Website and app data records:
***
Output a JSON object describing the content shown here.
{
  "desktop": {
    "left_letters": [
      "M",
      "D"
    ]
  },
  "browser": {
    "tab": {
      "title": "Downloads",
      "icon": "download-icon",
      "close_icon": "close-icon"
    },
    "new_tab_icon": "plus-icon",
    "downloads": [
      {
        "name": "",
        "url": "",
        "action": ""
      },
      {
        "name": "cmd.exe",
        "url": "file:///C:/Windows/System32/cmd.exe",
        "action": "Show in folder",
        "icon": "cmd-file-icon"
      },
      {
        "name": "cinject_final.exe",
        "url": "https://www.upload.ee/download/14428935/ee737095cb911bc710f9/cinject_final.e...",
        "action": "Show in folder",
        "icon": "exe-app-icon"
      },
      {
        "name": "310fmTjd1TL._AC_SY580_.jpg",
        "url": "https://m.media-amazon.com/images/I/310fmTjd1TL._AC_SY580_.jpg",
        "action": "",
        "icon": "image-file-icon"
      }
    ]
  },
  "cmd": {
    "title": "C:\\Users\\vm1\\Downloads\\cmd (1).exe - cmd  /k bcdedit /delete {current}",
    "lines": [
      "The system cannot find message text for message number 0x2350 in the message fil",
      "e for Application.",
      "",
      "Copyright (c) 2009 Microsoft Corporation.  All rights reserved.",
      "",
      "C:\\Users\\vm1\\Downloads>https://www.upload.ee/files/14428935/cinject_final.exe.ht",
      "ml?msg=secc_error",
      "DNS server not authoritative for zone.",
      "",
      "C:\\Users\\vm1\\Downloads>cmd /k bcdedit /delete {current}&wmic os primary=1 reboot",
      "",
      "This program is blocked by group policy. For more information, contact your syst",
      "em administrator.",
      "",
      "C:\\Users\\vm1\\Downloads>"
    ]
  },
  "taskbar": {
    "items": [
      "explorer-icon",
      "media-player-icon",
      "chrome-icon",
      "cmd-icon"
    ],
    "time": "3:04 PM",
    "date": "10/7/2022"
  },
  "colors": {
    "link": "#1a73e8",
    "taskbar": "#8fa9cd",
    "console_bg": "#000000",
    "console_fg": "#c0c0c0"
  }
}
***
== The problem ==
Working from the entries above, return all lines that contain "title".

== Answer for the task ==
      "title": "Downloads",
    "title": "C:\\Users\\vm1\\Downloads\\cmd (1).exe - cmd  /k bcdedit /delete {current}",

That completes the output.